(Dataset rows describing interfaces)
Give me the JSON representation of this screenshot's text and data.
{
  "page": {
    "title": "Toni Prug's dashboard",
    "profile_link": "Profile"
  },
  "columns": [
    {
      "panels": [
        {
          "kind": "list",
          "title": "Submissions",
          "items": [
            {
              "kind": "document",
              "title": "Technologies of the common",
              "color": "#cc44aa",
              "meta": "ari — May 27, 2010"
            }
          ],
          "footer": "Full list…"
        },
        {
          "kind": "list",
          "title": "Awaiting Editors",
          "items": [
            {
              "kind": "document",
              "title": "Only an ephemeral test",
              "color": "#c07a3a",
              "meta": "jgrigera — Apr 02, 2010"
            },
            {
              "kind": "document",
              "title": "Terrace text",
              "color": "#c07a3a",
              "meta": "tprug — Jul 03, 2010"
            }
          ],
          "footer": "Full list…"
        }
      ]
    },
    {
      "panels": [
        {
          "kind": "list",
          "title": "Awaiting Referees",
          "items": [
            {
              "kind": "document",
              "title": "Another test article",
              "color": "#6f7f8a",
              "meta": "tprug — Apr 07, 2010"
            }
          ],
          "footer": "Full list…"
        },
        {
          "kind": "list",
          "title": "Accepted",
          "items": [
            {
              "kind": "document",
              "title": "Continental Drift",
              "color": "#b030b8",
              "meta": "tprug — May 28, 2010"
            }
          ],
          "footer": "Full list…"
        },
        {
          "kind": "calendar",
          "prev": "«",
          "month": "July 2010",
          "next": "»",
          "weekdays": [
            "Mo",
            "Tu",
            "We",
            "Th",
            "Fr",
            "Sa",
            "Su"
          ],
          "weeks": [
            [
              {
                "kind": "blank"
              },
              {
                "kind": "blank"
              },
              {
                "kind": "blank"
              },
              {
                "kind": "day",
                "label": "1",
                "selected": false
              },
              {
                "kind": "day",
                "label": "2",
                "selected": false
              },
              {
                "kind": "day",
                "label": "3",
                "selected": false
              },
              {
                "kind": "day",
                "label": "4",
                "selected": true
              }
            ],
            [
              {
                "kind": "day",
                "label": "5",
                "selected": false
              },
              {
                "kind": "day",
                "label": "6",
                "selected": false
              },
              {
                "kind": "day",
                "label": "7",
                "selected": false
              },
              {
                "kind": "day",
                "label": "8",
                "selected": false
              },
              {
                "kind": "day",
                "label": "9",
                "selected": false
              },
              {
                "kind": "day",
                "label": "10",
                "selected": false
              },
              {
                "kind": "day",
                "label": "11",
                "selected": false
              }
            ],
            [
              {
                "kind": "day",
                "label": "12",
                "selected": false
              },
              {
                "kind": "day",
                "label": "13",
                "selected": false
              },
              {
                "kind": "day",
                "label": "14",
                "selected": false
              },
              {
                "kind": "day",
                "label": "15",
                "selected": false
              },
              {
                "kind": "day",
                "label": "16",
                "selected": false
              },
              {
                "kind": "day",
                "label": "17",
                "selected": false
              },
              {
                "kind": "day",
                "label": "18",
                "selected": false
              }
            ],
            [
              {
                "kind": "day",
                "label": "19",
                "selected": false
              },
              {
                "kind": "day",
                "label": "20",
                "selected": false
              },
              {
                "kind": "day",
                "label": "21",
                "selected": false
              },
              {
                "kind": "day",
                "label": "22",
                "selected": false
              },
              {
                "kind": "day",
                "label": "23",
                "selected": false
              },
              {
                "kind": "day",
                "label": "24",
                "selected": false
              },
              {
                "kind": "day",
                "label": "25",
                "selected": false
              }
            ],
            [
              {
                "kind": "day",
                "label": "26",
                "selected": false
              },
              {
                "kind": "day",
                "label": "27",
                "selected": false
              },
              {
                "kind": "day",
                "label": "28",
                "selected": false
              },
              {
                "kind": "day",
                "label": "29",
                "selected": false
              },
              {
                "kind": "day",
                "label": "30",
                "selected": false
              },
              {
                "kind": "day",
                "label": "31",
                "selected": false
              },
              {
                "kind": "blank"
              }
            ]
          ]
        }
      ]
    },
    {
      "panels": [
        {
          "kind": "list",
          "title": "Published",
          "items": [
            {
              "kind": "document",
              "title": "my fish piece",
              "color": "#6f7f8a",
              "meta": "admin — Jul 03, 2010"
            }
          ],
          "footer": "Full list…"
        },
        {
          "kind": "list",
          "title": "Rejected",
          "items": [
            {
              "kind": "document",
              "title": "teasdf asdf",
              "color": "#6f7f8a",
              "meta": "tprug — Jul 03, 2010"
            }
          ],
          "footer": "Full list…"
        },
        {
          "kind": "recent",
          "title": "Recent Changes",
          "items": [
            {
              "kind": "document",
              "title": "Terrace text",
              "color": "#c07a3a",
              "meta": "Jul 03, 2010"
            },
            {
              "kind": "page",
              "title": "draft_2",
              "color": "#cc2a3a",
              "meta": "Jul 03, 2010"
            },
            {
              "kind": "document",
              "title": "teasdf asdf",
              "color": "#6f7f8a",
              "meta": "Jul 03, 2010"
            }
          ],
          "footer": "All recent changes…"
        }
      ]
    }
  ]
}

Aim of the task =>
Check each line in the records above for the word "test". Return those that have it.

Solution for this problem =>
              "title": "Only an ephemeral test",
              "title": "Another test article",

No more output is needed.